Macroeconomic update by François Duhen - Q1 2023
Q1 2023 saw a return of risk aversion even though growth outpaced projections early in the quarter. Inflation remained stubbornly high (especially the core component), which led central banks to continue tightening policy, and this was compounded by a wave of financial turbulence in March in the wake of the failure of three regional banks in the US and the forced sale of Credit Suisse. The risk aversion was reflected in a fall of European and US sovereign yields in March; this contributed to the resilience of equity markets, which was also underpinned by the economic recovery in China. Contagion from the banking turmoil has been contained (for now) in both Europe and the US as a result of the intervention by policymakers, and the absence of any aggravation of the situation at the end of March fostered a renewed appetite for risk.
In the euro zone, where price pressure (especially core inflation) is still strong (yoy: +6.9% in March; +5.6% for core inflation), the ECB continued raising key rates, with hikes of 50bp to 3-3.5% in February and March. Activity has been more resilient than anticipated (PMI composite at 54.1 in March vs 52 in February), in particular in services, whereas the manufacturing sector contracted, in spite of an improvement in supply chains. More broadly, recession fears continue to diminish. Investors had briefly anticipated that monetary policy would turn less restrictive owing to concerns about a systemic banking crisis sparked by the failure of the US banks and the shotgun wedding of Credit Suisse and UBS, but the ECB reaffirmed its confidence in the resilience of the euro zone banking system. Indeed, regulations have been beefed up in the currency bloc over the past few years, and for now this heightened regulatory oversight appears to have been sufficient to forestall a full-blown crisis. The ECB also reiterated that it has the tools to take emergency measures if needed to maintain financial stability. Moreover, in order to promote the competitiveness of European industrial companies in the ecological transition, particularly in the face of the American Inflation Reduction Act, the European Commission has presented a plan, which will have to be the subject of a consensus between the Member States, with a capacity of €245bn coming essentially from unused funds from the post-pandemic recovery plan. Finally, in France, as in Germany, social tensions (strikes and demonstrations) and even political tensions (within the German three-party coalition) have grown.
In the UK, faced with persistently high inflation (jumping to +10.4% y-o-y in February vs. +10% in January), the Bank of England (BoE) raised its key rates by 50 and 25bp (to 4.25%) in February and March. Like his European peers, BoE Governor Andrew Bailey indicated that the level of interest rates would be determined by anti-inflationary considerations, believing that the UK banking system was resilient, and that if inflation persisted, further monetary tightening would be favoured by the BoE despite the deteriorating economic outlook.

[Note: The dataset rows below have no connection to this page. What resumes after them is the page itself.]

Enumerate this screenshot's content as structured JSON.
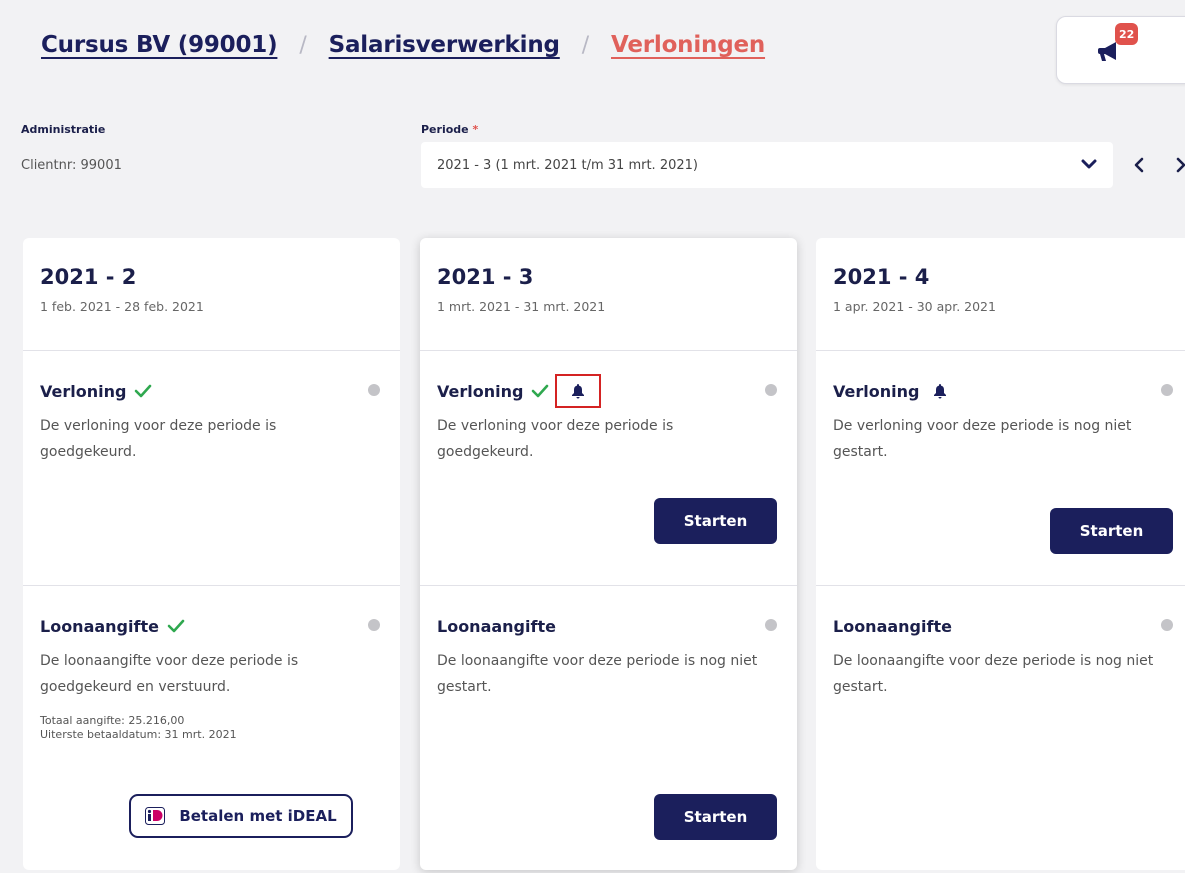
{
  "breadcrumb": {
    "items": [
      "Cursus BV (99001)",
      "Salarisverwerking",
      "Verloningen"
    ],
    "separator": "/"
  },
  "notifications": {
    "count": "22",
    "icon": "megaphone-icon"
  },
  "filters": {
    "administratie_label": "Administratie",
    "administratie_value": "Clientnr: 99001",
    "periode_label": "Periode",
    "periode_required_mark": "*",
    "periode_value": "2021 - 3 (1 mrt. 2021 t/m 31 mrt. 2021)"
  },
  "cards": [
    {
      "title": "2021 - 2",
      "range": "1 feb. 2021 - 28 feb. 2021",
      "verloning": {
        "title": "Verloning",
        "approved": true,
        "desc": "De verloning voor deze periode is goedgekeurd."
      },
      "loon": {
        "title": "Loonaangifte",
        "approved": true,
        "desc": "De loonaangifte voor deze periode is goedgekeurd en verstuurd.",
        "totaal": "Totaal aangifte:  25.216,00",
        "betaaldatum": "Uiterste betaaldatum:  31 mrt. 2021",
        "ideal_button": "Betalen met iDEAL"
      }
    },
    {
      "title": "2021 - 3",
      "range": "1 mrt. 2021 - 31 mrt. 2021",
      "verloning": {
        "title": "Verloning",
        "approved": true,
        "desc": "De verloning voor deze periode is goedgekeurd.",
        "button": "Starten"
      },
      "loon": {
        "title": "Loonaangifte",
        "desc": "De loonaangifte voor deze periode is nog niet gestart.",
        "button": "Starten"
      }
    },
    {
      "title": "2021 - 4",
      "range": "1 apr. 2021 - 30 apr. 2021",
      "verloning": {
        "title": "Verloning",
        "desc": "De verloning voor deze periode is nog niet gestart.",
        "button": "Starten"
      },
      "loon": {
        "title": "Loonaangifte",
        "desc": "De loonaangifte voor deze periode is nog niet gestart."
      }
    }
  ],
  "colors": {
    "navy": "#1b1f5c",
    "active_crumb": "#e0615b",
    "check_green": "#2fa84f",
    "highlight_red": "#d42323",
    "badge_red": "#e0524c"
  }
}
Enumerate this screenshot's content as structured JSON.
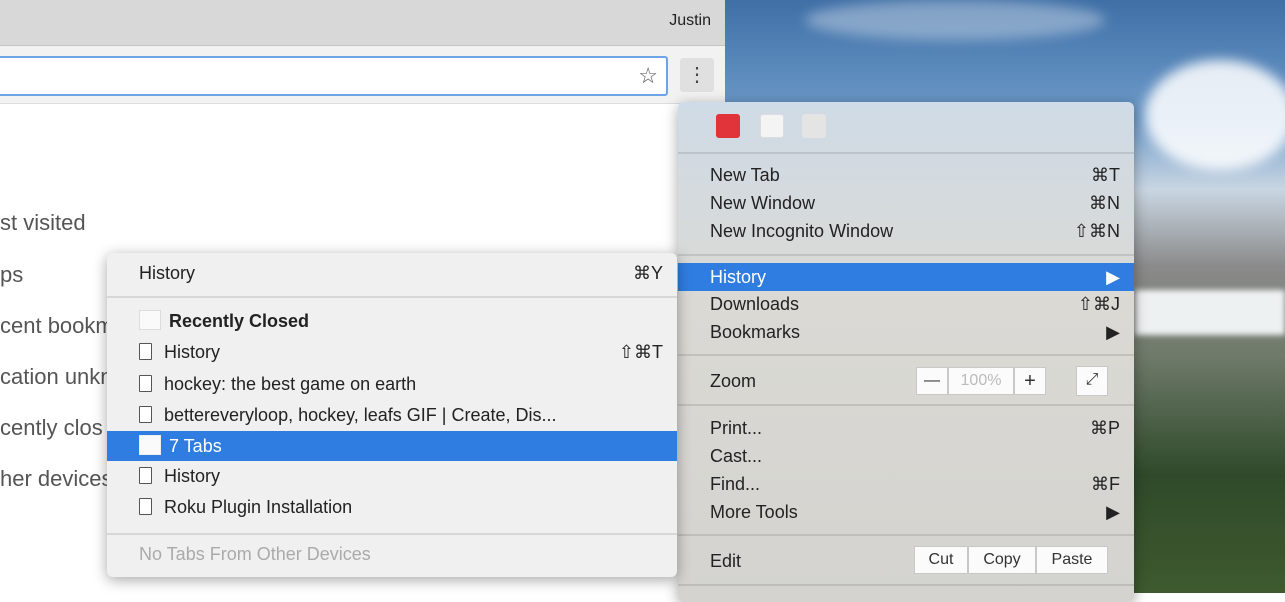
{
  "browser": {
    "user": "Justin"
  },
  "ntp": {
    "items": [
      "st visited",
      "ps",
      "cent bookm",
      "cation unkn",
      "cently clos",
      "her devices"
    ]
  },
  "main_menu": {
    "items_group1": [
      {
        "label": "New Tab",
        "shortcut": "⌘T"
      },
      {
        "label": "New Window",
        "shortcut": "⌘N"
      },
      {
        "label": "New Incognito Window",
        "shortcut": "⇧⌘N"
      }
    ],
    "history": {
      "label": "History",
      "arrow": "▶"
    },
    "downloads": {
      "label": "Downloads",
      "shortcut": "⇧⌘J"
    },
    "bookmarks": {
      "label": "Bookmarks",
      "arrow": "▶"
    },
    "zoom": {
      "label": "Zoom",
      "minus": "—",
      "value": "100%",
      "plus": "+",
      "fullscreen": "⤢"
    },
    "items_group3": [
      {
        "label": "Print...",
        "shortcut": "⌘P"
      },
      {
        "label": "Cast...",
        "shortcut": ""
      },
      {
        "label": "Find...",
        "shortcut": "⌘F"
      },
      {
        "label": "More Tools",
        "shortcut": "▶"
      }
    ],
    "edit": {
      "label": "Edit",
      "cut": "Cut",
      "copy": "Copy",
      "paste": "Paste"
    }
  },
  "history_menu": {
    "header": {
      "label": "History",
      "shortcut": "⌘Y"
    },
    "recently_closed": "Recently Closed",
    "items": [
      {
        "label": "History",
        "shortcut": "⇧⌘T",
        "icon": "page"
      },
      {
        "label": "hockey: the best game on earth",
        "icon": "page"
      },
      {
        "label": "bettereveryloop, hockey, leafs GIF | Create, Dis...",
        "icon": "page"
      },
      {
        "label": "7 Tabs",
        "icon": "folder",
        "selected": true
      },
      {
        "label": "History",
        "icon": "page"
      },
      {
        "label": "Roku Plugin Installation",
        "icon": "page"
      }
    ],
    "footer": "No Tabs From Other Devices"
  },
  "colors": {
    "highlight": "#2f7de1",
    "ext_red": "#e0333a"
  }
}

In the US, the failure of the regional banks Silicon Valley Bank, Signature Bank and Silvergate forced the Fed and regulators to deploy exceptional measures to guarantee deposits and access to liquidity for American credit institutions. More than $300bn in liquidity was injected into the banking system in the space of a week in March. Since then, the signals have been reassuring, since not only do interbank markets remain active and liquidity injections have partially slowed, but also the risks of deposit flight remain contained. Given the financial turmoil and expectations of a less restrictive monetary policy, US sovereign rates fell sharply over the quarter. However, in light of a still very tight labour market (ongoing dynamic job creation), conducive to second-round effects, and persistent inflation (PCE inflation: +5% y-o-y in March; core component: +4.6%), the Fed raised its key rates by 25bp at its two meetings (from 4.25-5% to 4.75-50%). Central bankers nevertheless acknowledged that the toughening of financial conditions induced by the banking stress could lessen the need to raise key rates as high as previously anticipated.
In China, the reopening of the economy is clearly benefitting the activity PMIs, which have rebounded sharply, particularly in services (Caixin services PMI for February and March very clearly in expansionary territory and accelerating), buoyed by the strong rebound in domestic consumption. In addition, geopolitical tension with the United States has increased, notably over the war in Ukraine, one year after the start of the Russian invasion, while the meeting between Xi Jinping and Vladimir Putin has ramped up the differences between the two Western and Eastern blocs. With regard to emerging markets, Lula's government proposed a new fiscal framework with a pledge to reduce the public deficit, while the Brazilian central bank once again kept its key rates unchanged over the quarter.
Regarding commodities, the moderation of energy prices continued this quarter, particularly for gas (almost -40% for the quarter as a whole to €46/MWh), due to favourable weather conditions, efforts to reduce demand and the diversification of supplies. Given concerns related to recession and banking stress, oil prices also fell (Brent crude oil by -9% to $79/barrel), which also reflects the resilience of Russian exports despite Western sanctions. Lastly, China's economic recovery supported the price of industrial metals (copper: +7.5%; aluminium: stable), while gold was strengthened by the wave of aversion to risk.
Completed on 6th april 2023